The Barakah plant is slated to open in 2017 and the contracts, which range from the purchase of uranium to conversion and enrichment services, will cover its fuel supply for the first 15 years of operations, the Emirates Nuclear Energy Corp (ENEC) said.
“These contracts will provide ENEC with long-term security of supply, high quality fuel and favorable pricing and commercial terms,” Mohamed al-Hammadi, ENEC’s chief executive, said in a statement.
The other firms are U.S.-based ConverDyn, Canada’s Uranium One, government-controlled nuclear group Urenco and Russia’s Tenex, the world’s largest exporter of low-enriched uranium. The fuel supply programme will begin in 2014-2015.
A spokesman for Areva, the world’s biggest maker of nuclear plants, said its share of the contract was worth 400 million euros ($492.86 million).
In July, the UAE’s nuclear regulator granted ENEC a licence to construct the country’s first two nuclear reactors, to be built by a South Korean-led consortium that will eventually build and operator four 1,400 megawatt reactors in total.
The OPEC member will be the first Gulf Arab state to begin building a nuclear power plant.
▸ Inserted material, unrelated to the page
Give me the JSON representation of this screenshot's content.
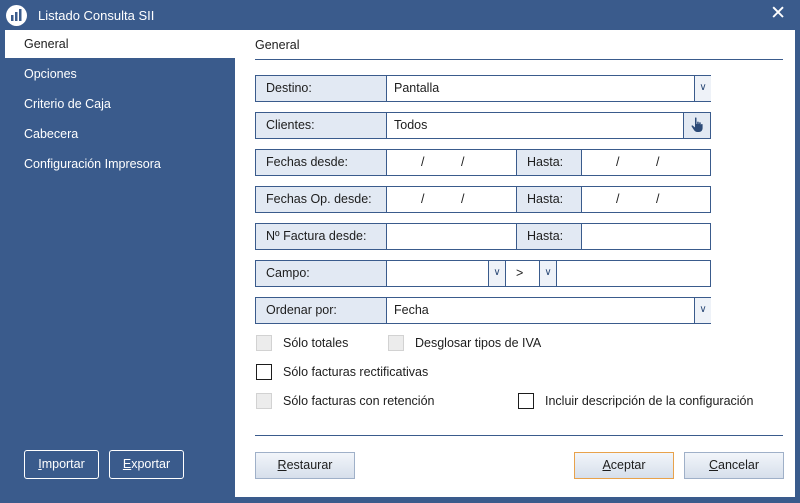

It wants to save its oil reserves for export rather than using them to generate electricity, for which demand is rising rapidly.
The UAE, and other top oil exporters in the region, have been seeking alternative energy resources to meet soaring electricity demand on the back of a growing population and industrialization that threatens to absorb precious oil and gas reserves.
The contracted fuel will enable the plant, located west of the UAE capital Abu Dhabi, to generate up to 450 million megawatts over the first 15 years, ENEC said.
The company added it “expects to return to the market at various times to take advantage of favorable market conditions and to strengthen its security of supply position.”
The enriched uranium will be supplied to KEPCO Nuclear Fuels – ENEC’s prime contract consortium led by Korea Electric Power Corp – which will make the fuel assemblies for use in the four planned UAE units.
Before granting the contract to the South Korean consortium, the UAE signed an agreement under the U.S. Atomic Energy Act with the United States in early 2009, forfeiting its right to enrich uranium domestically.